By Izumi Tsubaki. Released in Japan as "Oyayubi kara Romance" by Hakusensha, serialized in the magazine Hana to Yume. Released in North America by Viz.
The majority of this volume of Magic Touch is devoted to finally working out Yosuke's past - why he's so bad around women, and what it is that he's forgotten. He goes back to his hometown here, and finally manages to piece things together.
The volume suffers from JUST being about this. If you don't like Yoseuke, you're going to struggle to get through this. I admit that I really like Magic Touch's ancillary characters, and the lack of Natsue was especially disheartening. We do get a side-story at the end with Sanae and Tanaka, but like a great deal of this series, that's more eccentric than actually readable.
I will admit that the flashback revelation is handled pretty well. It revolves around a younger Yosuke being kidnapped, and the woman doing so is a truly scary psycho. It's not hard to see why he repressed those memories. There's also a large psychological component to the entire volume, as we see Yosuke trying to analyze why he acts the way he does, and how he handled grief as a boy when his mother died. (A lot of manga mothers tend to die of unmentioned wasting away disease, sort of like consumption.
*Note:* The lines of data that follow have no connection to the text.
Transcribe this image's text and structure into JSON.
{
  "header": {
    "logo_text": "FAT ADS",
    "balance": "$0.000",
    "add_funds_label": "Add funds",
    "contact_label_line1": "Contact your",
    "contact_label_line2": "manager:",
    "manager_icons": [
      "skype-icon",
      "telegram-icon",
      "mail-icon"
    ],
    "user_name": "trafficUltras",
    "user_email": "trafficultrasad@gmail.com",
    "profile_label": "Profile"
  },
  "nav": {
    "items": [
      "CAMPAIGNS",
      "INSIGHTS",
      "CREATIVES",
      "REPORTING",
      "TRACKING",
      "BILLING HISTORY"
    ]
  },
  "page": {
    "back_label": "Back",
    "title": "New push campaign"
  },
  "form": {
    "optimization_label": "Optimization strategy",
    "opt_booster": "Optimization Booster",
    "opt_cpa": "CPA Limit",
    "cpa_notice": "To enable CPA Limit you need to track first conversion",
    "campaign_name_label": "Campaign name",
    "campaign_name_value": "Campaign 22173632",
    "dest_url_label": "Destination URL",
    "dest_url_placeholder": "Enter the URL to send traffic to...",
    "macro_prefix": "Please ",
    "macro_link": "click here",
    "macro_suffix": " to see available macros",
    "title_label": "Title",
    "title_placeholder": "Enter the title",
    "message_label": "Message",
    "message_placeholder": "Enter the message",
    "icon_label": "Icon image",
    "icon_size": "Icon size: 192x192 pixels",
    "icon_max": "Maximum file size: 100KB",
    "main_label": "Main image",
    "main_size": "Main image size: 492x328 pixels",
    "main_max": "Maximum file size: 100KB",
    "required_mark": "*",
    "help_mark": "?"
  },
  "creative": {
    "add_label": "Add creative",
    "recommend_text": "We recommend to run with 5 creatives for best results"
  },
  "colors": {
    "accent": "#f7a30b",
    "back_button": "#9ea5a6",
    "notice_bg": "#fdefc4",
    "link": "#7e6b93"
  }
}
Fruits Baskets is a notable exception.) Likewise, his younger brother also can't move forward without his brother to rely on. The incident really affects the entire family.
Chiaki is also not doing much in this volume, though it is amusing seeing her twitchy clumsiness as she worries about where Yosuke is. There's a cliffhanger ending (before the long side-story) that indicates that Vol. 8 should finally be moving their relationship forward, however, so that will be nice to see. And since the series is 9 volumes, it's also about time.
Really, this isn't that great a volume of Magic Touch, and I likely read it out of pure stubbornness by now. I do hope that Vols. 8 & 9 will get back to what I feel are the manga's core strengths - humor and massage.